Tell me a story!
Children love to hear stories. And so do adults. We love to read and listen to stories because they create magic and bestow a sense of wonder in the world. Stories teach us about life, the human condition, cause and effect, and much more. We discover ourselves in stories, and inevitably we share what lessons we’ve learned with others.
Great stories can keep you up all night.
They lure you in and then hook you and make everything else vanish, so you ignore the dirty dishes and the shower (sniff) you ought to take and pay attention. The best stories – those rich with detail, emotive, and relatable – cast a spell over us. We imagine ourselves in the same situation and feel the prickle of excitement. This euphoria is really a surge of dopamine. A chemical reaction triggered by intense curiosity. You know the feeling: Binge-watching a Netflix series, like Ozark, staying up all night to read a classic like Harper Lee’s To Kill a Mockingbird, or listening to an engaging short story like Kevin Wilson’s Biology.
Stories that resonate with us are the ones that are coherent, visual and leave us with understanding something on a deeper level than we did before.
Biology is a beautiful example of how a story sticks with you. Because of the quirky relationship between Patrick, an overweight teen trying to make sense of his sexuality, and his shy, big-hearted, and freakishly tall biology teacher Mr. Reynolds, it is completely endearing.
One of the recurring motifs in the story is a game called Death Cards. Patrick creates stacks of index cards featuring life’s ordinary moments and people dying in horrific ways. He plays the game primarily by himself or with Mr. Reynolds while they eat lunch together in the empty classroom. If you get a Death Card, it’s game over, but you get to consider what a really great life you had leading up to your early demise. Death Cards become a metaphor for transformation. Near the end of the story, Mr. Reynolds encourages Patrick to play the game without any Death Cards. This act of kindness helps Patrick feel less alone, less damaged. It also allows Patrick to ultimately accept his sexual identity and move forward.
Biology teaches some valuable lessons.
Teachers can have a significant lifelong impact on their students, who remember kind-heartedness as well as any negativity from their first role models. We are all imperfect, impermanent, and incomplete.

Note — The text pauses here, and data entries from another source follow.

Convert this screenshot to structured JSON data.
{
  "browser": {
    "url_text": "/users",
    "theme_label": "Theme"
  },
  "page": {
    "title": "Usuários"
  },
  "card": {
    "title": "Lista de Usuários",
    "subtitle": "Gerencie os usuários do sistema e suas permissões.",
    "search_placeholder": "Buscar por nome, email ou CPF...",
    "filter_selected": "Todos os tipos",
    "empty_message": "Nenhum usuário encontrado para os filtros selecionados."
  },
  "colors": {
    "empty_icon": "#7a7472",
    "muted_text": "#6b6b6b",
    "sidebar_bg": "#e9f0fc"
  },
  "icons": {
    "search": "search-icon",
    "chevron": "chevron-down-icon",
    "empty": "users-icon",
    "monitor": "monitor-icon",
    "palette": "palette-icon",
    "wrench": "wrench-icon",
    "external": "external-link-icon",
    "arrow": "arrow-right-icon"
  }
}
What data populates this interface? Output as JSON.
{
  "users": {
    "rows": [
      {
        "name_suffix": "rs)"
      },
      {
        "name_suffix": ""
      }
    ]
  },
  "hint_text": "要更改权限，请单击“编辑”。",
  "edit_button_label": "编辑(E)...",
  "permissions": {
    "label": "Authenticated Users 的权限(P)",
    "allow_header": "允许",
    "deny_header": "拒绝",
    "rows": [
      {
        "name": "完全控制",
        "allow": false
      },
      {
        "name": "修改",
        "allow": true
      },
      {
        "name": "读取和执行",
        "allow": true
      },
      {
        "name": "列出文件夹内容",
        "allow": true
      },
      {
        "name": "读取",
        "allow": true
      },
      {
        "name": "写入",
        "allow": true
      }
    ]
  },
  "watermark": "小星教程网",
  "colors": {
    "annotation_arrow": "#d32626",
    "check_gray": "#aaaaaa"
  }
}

With a bit of help, we can learn to accept our wabi-sabi-ness and change our mindset to move forward in life.
Listen to Biology here: NPR’s Selected Shorts “Best American Short Stories 2021.” (Tip: Go to 24:36 in the podcast.)
Read Biology here (downloadable PDF, courtesy of Southern Review.)